-- Source material --

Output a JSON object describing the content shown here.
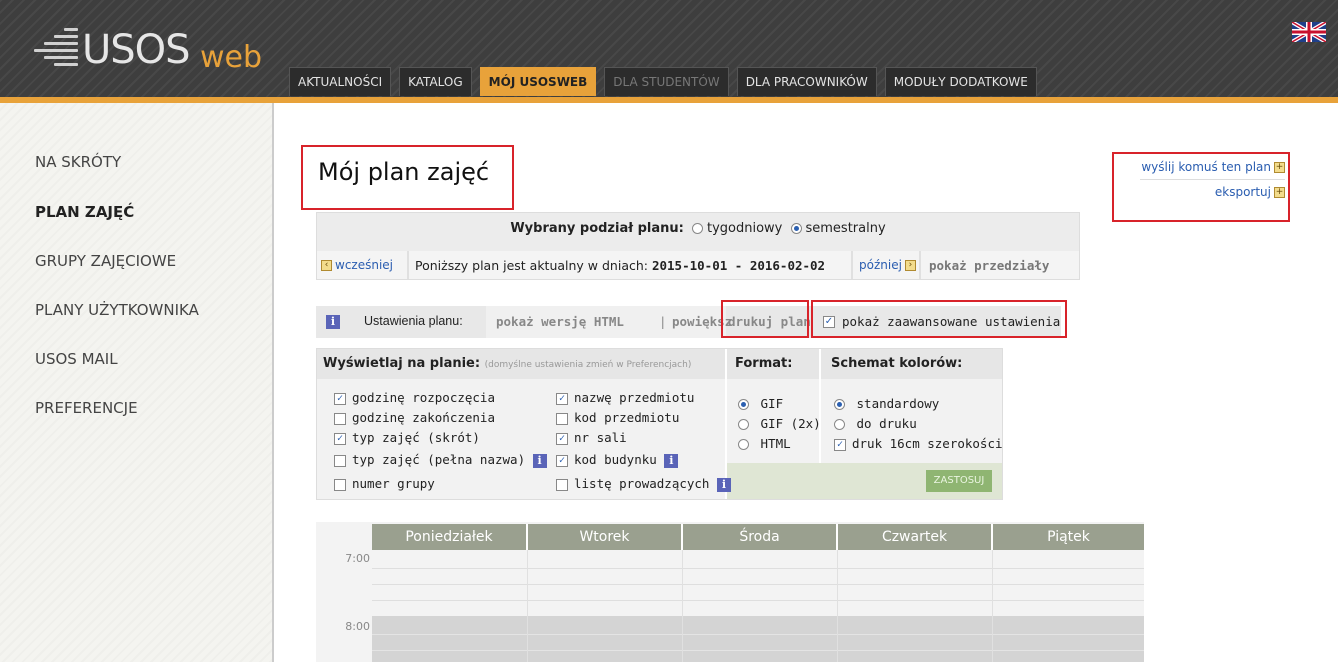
{
  "header": {
    "logo_text": "USOS",
    "logo_suffix": "web",
    "tabs": [
      {
        "label": "AKTUALNOŚCI",
        "state": "normal"
      },
      {
        "label": "KATALOG",
        "state": "normal"
      },
      {
        "label": "MÓJ USOSWEB",
        "state": "active"
      },
      {
        "label": "DLA STUDENTÓW",
        "state": "disabled"
      },
      {
        "label": "DLA PRACOWNIKÓW",
        "state": "normal"
      },
      {
        "label": "MODUŁY DODATKOWE",
        "state": "normal"
      }
    ],
    "accent_color": "#e8a23a"
  },
  "sidebar": {
    "items": [
      {
        "label": "NA SKRÓTY"
      },
      {
        "label": "PLAN ZAJĘĆ",
        "active": true
      },
      {
        "label": "GRUPY ZAJĘCIOWE"
      },
      {
        "label": "PLANY UŻYTKOWNIKA"
      },
      {
        "label": "USOS MAIL"
      },
      {
        "label": "PREFERENCJE"
      }
    ]
  },
  "main": {
    "title": "Mój plan zajęć",
    "side_links": {
      "send": "wyślij komuś ten plan",
      "export": "eksportuj"
    },
    "period": {
      "label": "Wybrany podział planu:",
      "option_weekly": "tygodniowy",
      "option_semester": "semestralny",
      "earlier": "wcześniej",
      "valid_label": "Poniższy plan jest aktualny w dniach:",
      "range": "2015-10-01 - 2016-02-02",
      "later": "później",
      "show_ranges": "pokaż przedziały"
    },
    "settings": {
      "label": "Ustawienia planu:",
      "html_version": "pokaż wersję HTML",
      "separator": "|",
      "enlarge": "powiększ",
      "print": "drukuj plan",
      "advanced": "pokaż zaawansowane ustawienia"
    },
    "options": {
      "display_head": "Wyświetlaj na planie:",
      "display_note": "(domyślne ustawienia zmień w Preferencjach)",
      "format_head": "Format:",
      "colors_head": "Schemat kolorów:",
      "col1": [
        "godzinę rozpoczęcia",
        "godzinę zakończenia",
        "typ zajęć (skrót)",
        "typ zajęć (pełna nazwa)",
        "numer grupy"
      ],
      "col2": [
        "nazwę przedmiotu",
        "kod przedmiotu",
        "nr sali",
        "kod budynku",
        "listę prowadzących"
      ],
      "formats": [
        "GIF",
        "GIF (2x)",
        "HTML"
      ],
      "colors": [
        "standardowy",
        "do druku",
        "druk 16cm szerokości"
      ],
      "apply": "ZASTOSUJ"
    },
    "timetable": {
      "days": [
        "Poniedziałek",
        "Wtorek",
        "Środa",
        "Czwartek",
        "Piątek"
      ],
      "hours": [
        "7:00",
        "8:00"
      ]
    }
  }
}
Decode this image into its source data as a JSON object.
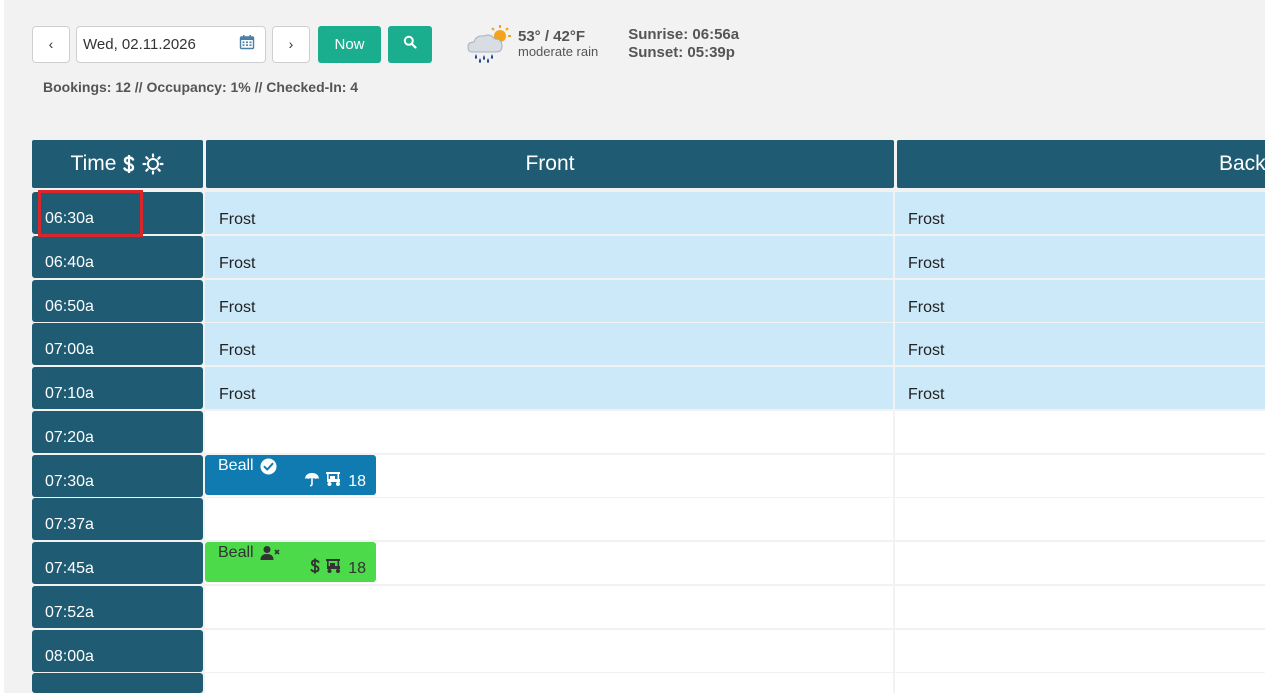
{
  "toolbar": {
    "prev_label": "‹",
    "date_value": "Wed, 02.11.2026",
    "next_label": "›",
    "now_label": "Now"
  },
  "weather": {
    "temps": "53° / 42°F",
    "condition": "moderate rain",
    "sunrise": "Sunrise: 06:56a",
    "sunset": "Sunset: 05:39p"
  },
  "stats": "Bookings: 12 // Occupancy: 1% // Checked-In: 4",
  "columns": {
    "time": "Time",
    "front": "Front",
    "back": "Back"
  },
  "rows": [
    {
      "time": "06:30a",
      "front": "Frost",
      "back": "Frost"
    },
    {
      "time": "06:40a",
      "front": "Frost",
      "back": "Frost"
    },
    {
      "time": "06:50a",
      "front": "Frost",
      "back": "Frost"
    },
    {
      "time": "07:00a",
      "front": "Frost",
      "back": "Frost"
    },
    {
      "time": "07:10a",
      "front": "Frost",
      "back": "Frost"
    },
    {
      "time": "07:20a",
      "front": "",
      "back": ""
    },
    {
      "time": "07:30a",
      "front": "",
      "back": ""
    },
    {
      "time": "07:37a",
      "front": "",
      "back": ""
    },
    {
      "time": "07:45a",
      "front": "",
      "back": ""
    },
    {
      "time": "07:52a",
      "front": "",
      "back": ""
    },
    {
      "time": "08:00a",
      "front": "",
      "back": ""
    },
    {
      "time": "",
      "front": "",
      "back": ""
    }
  ],
  "bookings": [
    {
      "name": "Beall",
      "holes": "18",
      "status": "checked-in",
      "color": "#0f7bb0"
    },
    {
      "name": "Beall",
      "holes": "18",
      "status": "not-checked-in",
      "color": "#4cd94a"
    }
  ],
  "colors": {
    "header": "#1f5c73",
    "frost": "#cbe9f9",
    "accent": "#1bae8e",
    "highlight": "#d9262c"
  }
}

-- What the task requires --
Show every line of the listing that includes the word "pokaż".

-- Written answer --
      "show_ranges": "pokaż przedziały"
      "html_version": "pokaż wersję HTML",
      "advanced": "pokaż zaawansowane ustawienia"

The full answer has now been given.